In 2018, the NATA will induct seven individuals into its prestigious Hall of Fame at the NATA 69th Clinical Symposia and AT Expo in New Orleans. The Hall of Fame is the highest honor an athletic trainer can receive. Honorees will be recognized for their significant, lasting contributions that enhance the quality of health care provided by athletic trainers and advance the profession. They have shaped the profession through their noteworthy accomplishments and dedication to service, leadership and professionalism. Since inducting its first class in 1962, the Hall of Fame now has more than 300 members.

Biggerstaff, a longtime Major League Baseball Athletic Trainer, began his athletic training career in 1967 and spent 36 years in professional baseball. During this time, he worked for the New York Mets, Milwaukee Brewers and spent his last 23 years as Head Athletic Trainer for the Pittsburgh Pirates.

During this tenure as a professional baseball athletic trainer, he earned many honors including selection as the All Star Athletic Trainer in the National League in 1990, 1994 and 2002. Kent was also selected as the Athletic Trainer for the 1996 Major League All Star Tour of Japan and was named 2002 Major League Athletic Trainer of the Year. And in 2016, Biggerstaff was named a PBATS Hall of Famer, an honor only few have received.

About the Hall of Fame induction, PBATS President Mark O’Neal said, “We’re beyond thrilled for Kent and his family. The NATA Hall of Fame is the highest honor in athletic training, and one that we all know Kent is extremely deserving of. He was an absolute integral part of the inception and growth of PBATS and has worked extremely hard to build an amazing reputation for the athletic training profession, PBATS and the NATA. Without Kent Biggerstaff, baseball athletic training would not be where it is today. It’s been an honor and a privilege to follow in his footsteps.”

Since the end of his professional baseball athletic training career, Biggerstaff, a graduate of Southern Illinois University, has spent time as an athletic trainer for the PGA Tour and the Summer Senior Olympics.

About PBATS: The mission of the Professional Baseball Athletic Trainers Society (PBATS) is to serve as an educational resource for the Major League and Minor League Baseball athletic trainers. PBATS serves its members by providing for the continued education of the athletic trainer as it relates to the profession, helping to improve their understanding of sports medicine so as to better promote the health of the constituency— professional baseball players. Visit www.pbats.com

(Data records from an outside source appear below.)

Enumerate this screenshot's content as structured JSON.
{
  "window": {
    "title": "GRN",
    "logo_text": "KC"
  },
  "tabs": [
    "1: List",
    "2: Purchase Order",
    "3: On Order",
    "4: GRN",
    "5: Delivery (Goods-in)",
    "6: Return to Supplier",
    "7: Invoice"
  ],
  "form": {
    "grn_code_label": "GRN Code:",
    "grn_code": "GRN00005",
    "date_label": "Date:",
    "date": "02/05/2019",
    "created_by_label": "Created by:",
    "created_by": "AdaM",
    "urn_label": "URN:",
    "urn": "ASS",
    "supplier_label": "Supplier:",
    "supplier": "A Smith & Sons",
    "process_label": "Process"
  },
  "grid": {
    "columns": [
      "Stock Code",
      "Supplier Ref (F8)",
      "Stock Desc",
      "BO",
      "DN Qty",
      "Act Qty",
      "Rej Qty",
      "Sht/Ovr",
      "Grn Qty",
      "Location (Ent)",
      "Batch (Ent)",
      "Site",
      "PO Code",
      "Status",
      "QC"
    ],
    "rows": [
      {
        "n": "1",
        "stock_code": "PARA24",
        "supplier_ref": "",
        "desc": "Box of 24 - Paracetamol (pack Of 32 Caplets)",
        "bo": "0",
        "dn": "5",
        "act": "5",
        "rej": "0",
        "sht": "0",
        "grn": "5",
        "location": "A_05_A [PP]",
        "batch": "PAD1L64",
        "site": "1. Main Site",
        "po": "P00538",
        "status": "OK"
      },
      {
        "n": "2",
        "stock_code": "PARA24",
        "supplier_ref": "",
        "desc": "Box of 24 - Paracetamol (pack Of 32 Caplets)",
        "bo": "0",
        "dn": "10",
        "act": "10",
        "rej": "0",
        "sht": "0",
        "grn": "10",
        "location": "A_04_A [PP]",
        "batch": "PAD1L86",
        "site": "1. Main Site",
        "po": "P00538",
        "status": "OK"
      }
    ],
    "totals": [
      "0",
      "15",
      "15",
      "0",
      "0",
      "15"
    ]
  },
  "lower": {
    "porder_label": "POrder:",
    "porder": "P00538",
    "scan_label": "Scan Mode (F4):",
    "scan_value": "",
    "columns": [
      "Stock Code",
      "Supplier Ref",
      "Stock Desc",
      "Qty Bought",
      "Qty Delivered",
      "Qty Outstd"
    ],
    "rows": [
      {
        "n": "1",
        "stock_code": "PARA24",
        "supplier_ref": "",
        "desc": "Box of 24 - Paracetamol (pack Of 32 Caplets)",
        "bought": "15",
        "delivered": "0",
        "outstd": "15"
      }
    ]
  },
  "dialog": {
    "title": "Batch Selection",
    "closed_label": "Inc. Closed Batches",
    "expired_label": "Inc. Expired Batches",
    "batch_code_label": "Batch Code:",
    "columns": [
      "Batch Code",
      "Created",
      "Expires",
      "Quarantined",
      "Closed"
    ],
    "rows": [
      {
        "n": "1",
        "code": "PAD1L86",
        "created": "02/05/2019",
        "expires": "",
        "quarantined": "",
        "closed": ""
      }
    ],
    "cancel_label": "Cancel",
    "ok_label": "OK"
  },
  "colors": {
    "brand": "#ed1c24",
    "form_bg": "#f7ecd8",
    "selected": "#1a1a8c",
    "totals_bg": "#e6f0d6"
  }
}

About NATA: Athletic trainers are health care professionals who specialize in the prevention, diagnosis, treatment and rehabilitation of injuries and sport-related illnesses. They prevent and treat chronic musculoskeletal injuries from sports, physical and occupational activity, and provide immediate care for acute injuries. Athletic trainers offer a continuum of care that is unparalleled in health care. The National Athletic Trainers’ Association represents and supports 44,000 members of the athletic training profession. Visit www.nata.org.